The inland duo's music comes out of the forests of Roanoke, VA, where the mountain vistas are inspiring but the scene is mostly cover bands. Both members are a part of the Magic Twig Community, a collective of nine like-minded musicians that cherish boundless creativity and weirdo indie pop. When Yun, who sings and plays guitar, moved to Roanoke, she originally played with another drummer, but when he bailed before a gig, Cundiff jumped in. What resulted was something very, very punk, and Yun and Cundiff knew they had the right musical chemistry. That's when Eternal Summers was born.
Feeling no need to flesh out their lineup, the duo decided to treat the open spaces as an instrument. When they call it dream punk, they're only partially joking. Taut, hooky and often wide-open, their sound is simple but it takes up room. They employ the quietest quiets and the loudest louds-from hazy, clanging reveries to rapid No Wave squalls. They've received adoring write-ups since the release of their self-titled debut EP, available on 10-inch vinyl: Pitchfork called "Lightswitch" a song "you need to hear now" and posted the "also-awesome" "Fall Straight Back." The band has since played with the likes of Harlem, Dum Dum Girls, Best Coast, Dan Deacon, Beach Fossils and Wild Nothing to name a few.

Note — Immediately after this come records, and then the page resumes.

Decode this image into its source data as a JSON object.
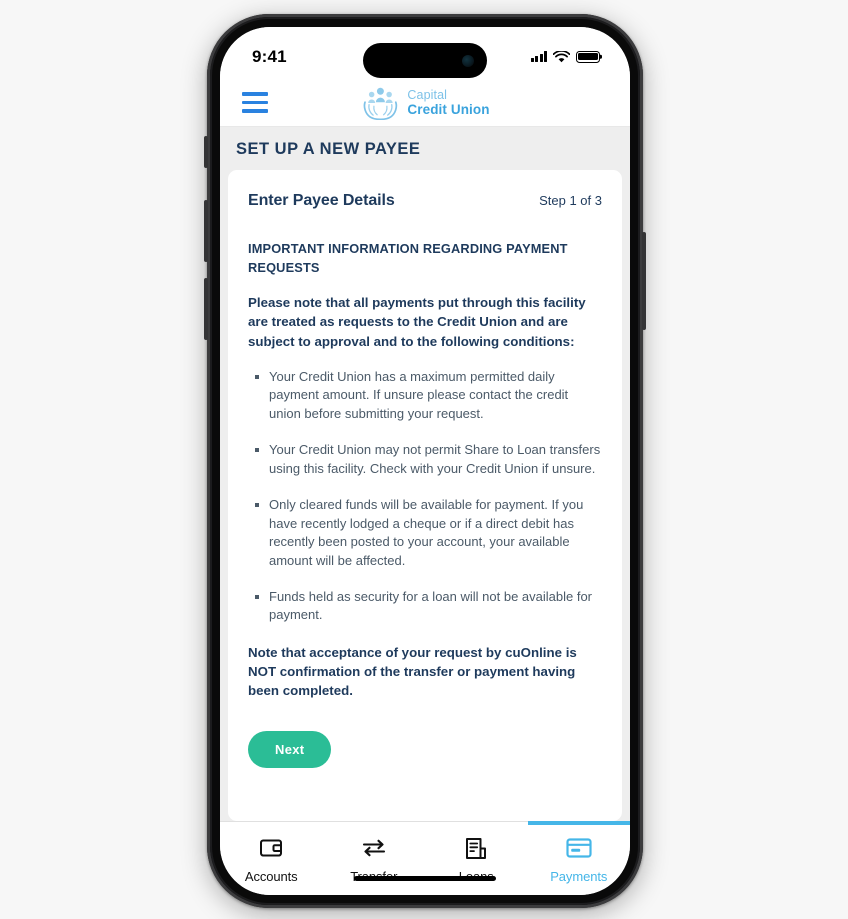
{
  "status_bar": {
    "time": "9:41",
    "signal_icon": "signal-bars-icon",
    "wifi_icon": "wifi-icon",
    "battery_icon": "battery-full-icon"
  },
  "header": {
    "menu_icon": "hamburger-menu-icon",
    "logo_icon": "capital-credit-union-logo",
    "brand_line1": "Capital",
    "brand_line2": "Credit Union"
  },
  "page": {
    "title": "SET UP A NEW PAYEE",
    "background_color": "#eeeeee"
  },
  "card": {
    "title": "Enter Payee Details",
    "step": "Step 1 of 3",
    "notice_heading": "IMPORTANT INFORMATION REGARDING PAYMENT REQUESTS",
    "notice_lead": "Please note that all payments put through this facility are treated as requests to the Credit Union and are subject to approval and to the following conditions:",
    "conditions": [
      "Your Credit Union has a maximum permitted daily payment amount. If unsure please contact the credit union before submitting your request.",
      "Your Credit Union may not permit Share to Loan transfers using this facility. Check with your Credit Union if unsure.",
      "Only cleared funds will be available for payment. If you have recently lodged a cheque or if a direct debit has recently been posted to your account, your available amount will be affected.",
      "Funds held as security for a loan will not be available for payment."
    ],
    "notice_footer": "Note that acceptance of your request by cuOnline is NOT confirmation of the transfer or payment having been completed.",
    "next_label": "Next",
    "next_color": "#2bbd96"
  },
  "tab_bar": {
    "active_color": "#45b6e8",
    "inactive_color": "#111111",
    "tabs": [
      {
        "label": "Accounts",
        "icon": "wallet-icon",
        "active": false
      },
      {
        "label": "Transfer",
        "icon": "transfer-arrows-icon",
        "active": false
      },
      {
        "label": "Loans",
        "icon": "document-icon",
        "active": false
      },
      {
        "label": "Payments",
        "icon": "credit-card-icon",
        "active": true
      }
    ]
  },
  "colors": {
    "brand_blue": "#3aa3dd",
    "menu_blue": "#2a82e0",
    "navy_text": "#1e3a5c",
    "body_text": "#4b5a68"
  }
}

On Silver, Eternal Summers has streamlined and then leaped beyond their original sound.
Where the EP was sun-drenched and simple, Silver is far-reaching and ambitious despite its minimalist drums-and-guitar cast. The album mixes 90-second fist-pumpers and dreamy, six-minute meditations, noisy highs, and uncomfortably quiet hums. Silver captures the energy of their live shows–which has inspired the lead single "Pogo"–and calls to mind early indie legends like the Raincoats, Galaxie 500, Beat Happening, and Unrest.
8D Industries, LLC
Eric McGauley, better known as Eros, is an American electronic music artist based out of Orlando, Florida. Eros began writing and producing electronic music in high school, followed by releases on a multitude of Florida based labels, including his own D'funkt records. In the 90s, Eric first had success with a few of his songs being played in regular rotation on local commercial FM radio. This got the attention of Robins Entertainment and Tommy Boy record scouts, both who contacted him after the release of "What's that Sound," a single that featured a sample of rapper Skee Lo. During this time Eric played frequently at popular events such as Zen Festival in Los Angeles, Ultra Music Festival in Miami, and many other venues and clubs throughout the U.S. Eric currently has 6 full length albums, 15 vinyl releases and over a dozen appearances on compilations such as Koch's Beatles Re-grooved series. Eric has recently branched out, working on styles outside of the breakbeat dance realm, creating solid productions in the genres of trip hop, dubstep, and electronic rock/pop. This experimentation has paid off (literally!) with newer tracks being licensed to ads for Quicksilver sportswear and Burton Snowboards, as well as a track appearing in NBC's hit show Smash and the feature film Bachelorette. This year also marked the collaboration between Eros and DJ Magic Mike, a childhood hero, best known as one of the pioneers of the Miami bass sound. This creative combination helped to launch Magic Mike's album to number one on Beatport.com. Along with recent tracks being released on Caffeine, Zone, Bad Baby and EA Records, Eric is working on several remixes for heavy hitters in the electronic music scene and finishing up the next full length album, scheduled to be released in the near future.